*** Opening Data provided ***

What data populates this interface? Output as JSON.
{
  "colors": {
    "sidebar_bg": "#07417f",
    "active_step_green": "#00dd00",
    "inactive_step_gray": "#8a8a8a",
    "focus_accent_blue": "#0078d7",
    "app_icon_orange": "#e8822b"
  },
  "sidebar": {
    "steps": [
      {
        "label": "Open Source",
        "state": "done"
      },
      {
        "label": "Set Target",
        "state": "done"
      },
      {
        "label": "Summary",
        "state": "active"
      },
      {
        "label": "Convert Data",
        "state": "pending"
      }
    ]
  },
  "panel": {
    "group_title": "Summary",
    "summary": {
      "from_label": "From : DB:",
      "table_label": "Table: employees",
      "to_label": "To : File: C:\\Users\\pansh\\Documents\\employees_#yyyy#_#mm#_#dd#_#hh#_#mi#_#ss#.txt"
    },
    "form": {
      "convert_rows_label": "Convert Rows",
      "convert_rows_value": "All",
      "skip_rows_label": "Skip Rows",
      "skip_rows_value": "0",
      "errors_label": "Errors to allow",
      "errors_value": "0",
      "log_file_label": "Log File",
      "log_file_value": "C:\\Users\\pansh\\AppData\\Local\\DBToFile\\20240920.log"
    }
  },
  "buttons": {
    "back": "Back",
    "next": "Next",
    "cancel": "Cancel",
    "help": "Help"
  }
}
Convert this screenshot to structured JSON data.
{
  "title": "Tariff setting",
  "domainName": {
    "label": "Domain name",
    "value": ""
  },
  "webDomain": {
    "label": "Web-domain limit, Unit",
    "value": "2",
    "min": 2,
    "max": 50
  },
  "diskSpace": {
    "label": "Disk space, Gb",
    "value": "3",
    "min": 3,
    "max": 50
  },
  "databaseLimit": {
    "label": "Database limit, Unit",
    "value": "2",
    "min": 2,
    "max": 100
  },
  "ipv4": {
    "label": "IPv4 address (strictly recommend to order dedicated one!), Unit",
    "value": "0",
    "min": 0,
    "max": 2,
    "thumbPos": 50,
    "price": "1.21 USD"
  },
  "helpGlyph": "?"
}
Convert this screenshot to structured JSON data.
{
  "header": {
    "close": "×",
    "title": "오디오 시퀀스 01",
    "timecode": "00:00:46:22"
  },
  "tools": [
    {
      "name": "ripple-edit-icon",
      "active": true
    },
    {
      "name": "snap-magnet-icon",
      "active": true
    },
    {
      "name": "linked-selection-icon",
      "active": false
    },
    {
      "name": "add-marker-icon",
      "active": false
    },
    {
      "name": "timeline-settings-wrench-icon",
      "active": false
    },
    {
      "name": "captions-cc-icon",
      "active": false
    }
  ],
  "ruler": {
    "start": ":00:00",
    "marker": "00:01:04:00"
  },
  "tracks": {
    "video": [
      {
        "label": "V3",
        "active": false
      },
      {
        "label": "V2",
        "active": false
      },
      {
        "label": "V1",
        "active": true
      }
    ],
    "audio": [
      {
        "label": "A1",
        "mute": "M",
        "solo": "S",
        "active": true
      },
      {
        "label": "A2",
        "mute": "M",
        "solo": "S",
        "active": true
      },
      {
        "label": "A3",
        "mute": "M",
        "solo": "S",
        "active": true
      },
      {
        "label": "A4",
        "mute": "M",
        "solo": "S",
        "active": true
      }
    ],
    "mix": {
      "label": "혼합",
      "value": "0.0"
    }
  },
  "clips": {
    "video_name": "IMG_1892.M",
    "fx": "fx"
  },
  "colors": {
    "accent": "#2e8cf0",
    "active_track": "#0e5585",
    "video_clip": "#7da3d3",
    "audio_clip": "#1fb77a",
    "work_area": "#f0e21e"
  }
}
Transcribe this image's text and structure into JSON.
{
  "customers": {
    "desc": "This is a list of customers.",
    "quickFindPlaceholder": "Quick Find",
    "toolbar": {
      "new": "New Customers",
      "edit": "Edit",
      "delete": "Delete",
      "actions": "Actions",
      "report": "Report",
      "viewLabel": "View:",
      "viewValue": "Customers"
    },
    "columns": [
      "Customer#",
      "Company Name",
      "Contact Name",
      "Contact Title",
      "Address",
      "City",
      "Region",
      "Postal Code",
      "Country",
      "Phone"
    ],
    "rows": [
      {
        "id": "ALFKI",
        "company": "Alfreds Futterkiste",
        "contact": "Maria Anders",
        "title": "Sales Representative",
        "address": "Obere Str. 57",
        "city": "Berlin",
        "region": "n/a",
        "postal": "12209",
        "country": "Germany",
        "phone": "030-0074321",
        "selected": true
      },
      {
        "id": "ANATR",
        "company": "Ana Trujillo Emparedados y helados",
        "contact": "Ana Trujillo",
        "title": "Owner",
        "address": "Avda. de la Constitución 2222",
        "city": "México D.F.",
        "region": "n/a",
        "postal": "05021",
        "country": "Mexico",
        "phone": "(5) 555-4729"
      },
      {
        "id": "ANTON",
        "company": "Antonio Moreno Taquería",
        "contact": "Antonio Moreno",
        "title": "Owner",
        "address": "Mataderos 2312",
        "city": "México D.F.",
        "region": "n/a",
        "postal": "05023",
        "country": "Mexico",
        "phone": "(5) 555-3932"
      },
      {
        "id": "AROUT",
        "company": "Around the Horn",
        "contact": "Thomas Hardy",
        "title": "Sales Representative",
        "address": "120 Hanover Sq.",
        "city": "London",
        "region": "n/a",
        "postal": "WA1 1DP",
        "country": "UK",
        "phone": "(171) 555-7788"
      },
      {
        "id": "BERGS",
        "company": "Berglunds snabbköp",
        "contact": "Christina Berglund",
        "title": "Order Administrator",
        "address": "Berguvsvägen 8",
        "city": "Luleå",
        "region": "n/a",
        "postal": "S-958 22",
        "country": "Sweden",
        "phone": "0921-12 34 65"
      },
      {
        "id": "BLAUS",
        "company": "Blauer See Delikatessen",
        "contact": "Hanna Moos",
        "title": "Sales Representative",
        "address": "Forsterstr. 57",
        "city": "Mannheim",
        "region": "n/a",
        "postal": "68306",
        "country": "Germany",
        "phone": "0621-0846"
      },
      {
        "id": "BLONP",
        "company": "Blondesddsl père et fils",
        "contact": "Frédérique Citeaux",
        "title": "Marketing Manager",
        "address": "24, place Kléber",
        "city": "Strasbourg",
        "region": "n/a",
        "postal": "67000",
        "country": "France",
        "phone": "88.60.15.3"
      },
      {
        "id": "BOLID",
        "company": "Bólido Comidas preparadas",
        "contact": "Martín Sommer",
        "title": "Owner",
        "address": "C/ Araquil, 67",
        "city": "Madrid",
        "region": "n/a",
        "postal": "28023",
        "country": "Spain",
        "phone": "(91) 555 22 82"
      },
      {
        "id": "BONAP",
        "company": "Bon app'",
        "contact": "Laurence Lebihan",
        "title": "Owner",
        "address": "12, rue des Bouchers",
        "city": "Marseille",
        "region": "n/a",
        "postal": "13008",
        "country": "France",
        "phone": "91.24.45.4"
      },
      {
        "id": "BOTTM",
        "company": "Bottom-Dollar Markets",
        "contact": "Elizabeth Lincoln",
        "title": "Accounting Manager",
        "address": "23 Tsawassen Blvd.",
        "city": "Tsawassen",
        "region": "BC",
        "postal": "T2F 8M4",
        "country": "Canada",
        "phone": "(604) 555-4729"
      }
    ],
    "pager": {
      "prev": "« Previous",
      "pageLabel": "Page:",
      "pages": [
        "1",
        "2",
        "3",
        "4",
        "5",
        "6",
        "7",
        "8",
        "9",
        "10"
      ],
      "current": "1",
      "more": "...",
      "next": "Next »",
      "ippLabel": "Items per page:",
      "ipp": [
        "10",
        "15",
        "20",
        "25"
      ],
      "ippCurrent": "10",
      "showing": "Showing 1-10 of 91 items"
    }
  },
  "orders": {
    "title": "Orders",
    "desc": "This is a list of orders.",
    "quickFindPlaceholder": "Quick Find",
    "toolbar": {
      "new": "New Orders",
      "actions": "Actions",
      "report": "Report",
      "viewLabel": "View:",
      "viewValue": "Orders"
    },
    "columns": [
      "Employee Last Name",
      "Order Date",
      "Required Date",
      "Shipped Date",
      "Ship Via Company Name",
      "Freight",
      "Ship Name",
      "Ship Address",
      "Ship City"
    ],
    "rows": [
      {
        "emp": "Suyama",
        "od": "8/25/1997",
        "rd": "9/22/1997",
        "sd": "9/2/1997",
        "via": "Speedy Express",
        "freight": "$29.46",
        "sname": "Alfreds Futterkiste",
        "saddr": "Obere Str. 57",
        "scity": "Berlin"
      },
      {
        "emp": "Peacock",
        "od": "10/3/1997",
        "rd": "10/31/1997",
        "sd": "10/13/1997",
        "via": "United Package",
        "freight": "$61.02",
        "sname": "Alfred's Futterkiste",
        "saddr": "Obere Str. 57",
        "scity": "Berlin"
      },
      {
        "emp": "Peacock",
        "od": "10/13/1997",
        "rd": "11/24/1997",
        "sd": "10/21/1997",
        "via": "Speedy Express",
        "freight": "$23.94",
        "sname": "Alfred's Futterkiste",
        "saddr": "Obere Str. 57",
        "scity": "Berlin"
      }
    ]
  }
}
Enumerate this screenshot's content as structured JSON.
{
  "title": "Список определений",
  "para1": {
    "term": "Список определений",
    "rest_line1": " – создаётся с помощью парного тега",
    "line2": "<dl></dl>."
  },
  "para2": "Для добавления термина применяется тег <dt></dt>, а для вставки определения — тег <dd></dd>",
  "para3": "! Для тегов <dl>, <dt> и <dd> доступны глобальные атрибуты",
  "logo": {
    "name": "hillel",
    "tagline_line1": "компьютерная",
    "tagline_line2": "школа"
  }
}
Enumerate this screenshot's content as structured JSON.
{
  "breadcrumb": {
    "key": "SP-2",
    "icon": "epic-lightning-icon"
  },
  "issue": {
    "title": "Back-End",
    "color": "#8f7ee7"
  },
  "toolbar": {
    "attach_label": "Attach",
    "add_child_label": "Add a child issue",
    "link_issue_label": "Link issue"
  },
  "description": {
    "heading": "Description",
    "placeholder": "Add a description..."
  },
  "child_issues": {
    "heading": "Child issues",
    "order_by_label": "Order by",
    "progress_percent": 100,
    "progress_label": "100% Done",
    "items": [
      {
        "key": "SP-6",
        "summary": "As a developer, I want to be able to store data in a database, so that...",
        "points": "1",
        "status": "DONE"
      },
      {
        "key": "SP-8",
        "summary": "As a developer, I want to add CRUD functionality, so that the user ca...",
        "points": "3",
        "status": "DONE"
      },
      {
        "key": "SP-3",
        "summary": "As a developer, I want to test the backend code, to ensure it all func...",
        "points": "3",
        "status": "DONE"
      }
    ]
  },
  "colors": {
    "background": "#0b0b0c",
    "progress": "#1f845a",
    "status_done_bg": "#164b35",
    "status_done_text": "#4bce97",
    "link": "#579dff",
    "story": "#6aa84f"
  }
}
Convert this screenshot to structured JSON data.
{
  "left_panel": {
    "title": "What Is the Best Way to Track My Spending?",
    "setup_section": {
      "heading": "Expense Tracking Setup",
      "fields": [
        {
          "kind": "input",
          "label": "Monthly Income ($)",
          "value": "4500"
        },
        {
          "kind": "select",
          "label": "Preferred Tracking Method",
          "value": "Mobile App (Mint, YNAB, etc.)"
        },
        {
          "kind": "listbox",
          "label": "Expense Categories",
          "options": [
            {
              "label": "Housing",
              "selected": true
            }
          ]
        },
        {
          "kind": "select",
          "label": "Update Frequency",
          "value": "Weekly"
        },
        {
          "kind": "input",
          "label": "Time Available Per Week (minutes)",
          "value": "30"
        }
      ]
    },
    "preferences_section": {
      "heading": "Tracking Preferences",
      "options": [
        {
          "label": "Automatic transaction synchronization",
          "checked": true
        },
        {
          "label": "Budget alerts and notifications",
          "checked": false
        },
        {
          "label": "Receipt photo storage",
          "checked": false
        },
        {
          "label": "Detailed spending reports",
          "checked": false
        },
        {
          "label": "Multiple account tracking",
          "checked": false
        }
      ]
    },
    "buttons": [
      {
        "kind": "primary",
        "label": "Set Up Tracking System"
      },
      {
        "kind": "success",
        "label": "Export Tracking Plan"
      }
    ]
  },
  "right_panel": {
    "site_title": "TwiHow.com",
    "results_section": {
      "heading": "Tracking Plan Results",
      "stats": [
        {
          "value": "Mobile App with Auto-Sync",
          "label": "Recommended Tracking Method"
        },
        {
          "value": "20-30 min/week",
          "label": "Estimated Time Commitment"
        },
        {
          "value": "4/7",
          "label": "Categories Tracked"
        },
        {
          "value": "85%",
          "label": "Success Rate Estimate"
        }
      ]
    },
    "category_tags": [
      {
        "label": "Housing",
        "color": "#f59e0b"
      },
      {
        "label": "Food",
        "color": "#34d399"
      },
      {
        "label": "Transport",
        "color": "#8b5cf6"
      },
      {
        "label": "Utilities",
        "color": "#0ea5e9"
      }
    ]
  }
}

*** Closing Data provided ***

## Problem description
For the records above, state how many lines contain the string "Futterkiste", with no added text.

## Result of this task
4